┌─ Task data

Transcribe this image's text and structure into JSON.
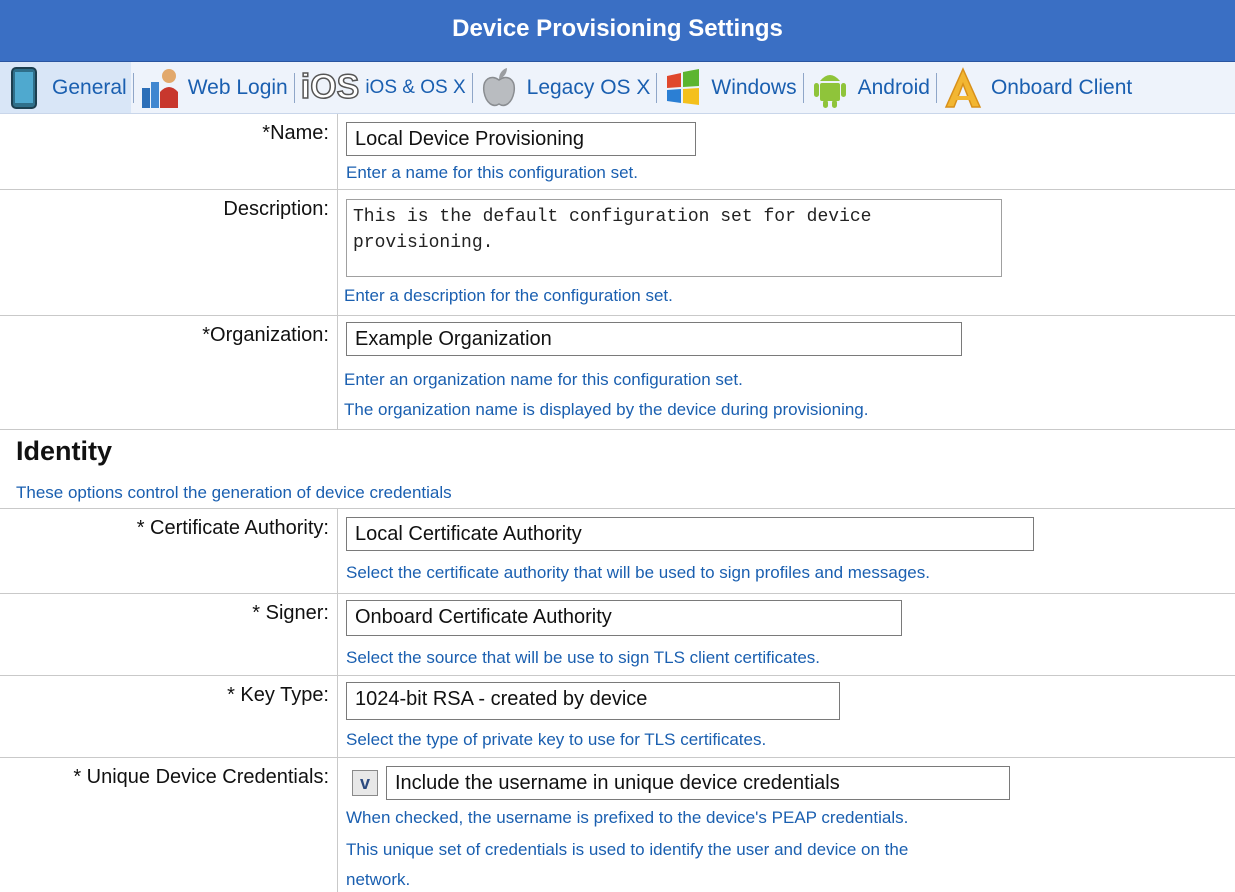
{
  "header": {
    "title": "Device Provisioning Settings"
  },
  "tabs": [
    {
      "label": "General",
      "icon": "tablet-icon"
    },
    {
      "label": "Web Login",
      "icon": "users-icon"
    },
    {
      "label": "iOS & OS X",
      "icon": "ios-icon",
      "icon_text": "iOS"
    },
    {
      "label": "Legacy OS X",
      "icon": "apple-icon"
    },
    {
      "label": "Windows",
      "icon": "windows-icon"
    },
    {
      "label": "Android",
      "icon": "android-icon"
    },
    {
      "label": "Onboard Client",
      "icon": "onboard-icon"
    }
  ],
  "general": {
    "name": {
      "label": "*Name:",
      "value": "Local Device Provisioning",
      "hint": "Enter a name for this configuration set."
    },
    "description": {
      "label": "Description:",
      "value": "This is the default configuration set for device provisioning.",
      "hint": "Enter a description for the configuration set."
    },
    "organization": {
      "label": "*Organization:",
      "value": "Example Organization",
      "hint1": "Enter an organization name for this configuration set.",
      "hint2": "The organization name is displayed by the device during provisioning."
    }
  },
  "identity": {
    "title": "Identity",
    "description": "These options control the generation of device credentials",
    "certificate_authority": {
      "label": "* Certificate Authority:",
      "value": "Local Certificate Authority",
      "hint": "Select the certificate authority that will be used to sign profiles and messages."
    },
    "signer": {
      "label": "* Signer:",
      "value": "Onboard Certificate Authority",
      "hint": "Select the source that will be use to sign TLS client certificates."
    },
    "key_type": {
      "label": "* Key Type:",
      "value": "1024-bit RSA - created by device",
      "hint": "Select the type of private key to use for TLS certificates."
    },
    "unique_credentials": {
      "label": "* Unique Device Credentials:",
      "check_mark": "v",
      "checked": true,
      "checkbox_label": "Include the username in unique device credentials",
      "hint1": "When checked, the username is prefixed to the device's PEAP credentials.",
      "hint2": "This unique set of credentials is used to identify the user and device on the",
      "hint3": "network."
    }
  },
  "colors": {
    "header_bg": "#3a6fc4",
    "link_blue": "#1a5fb0"
  }
}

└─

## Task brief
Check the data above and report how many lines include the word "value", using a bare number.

## Result for this task
6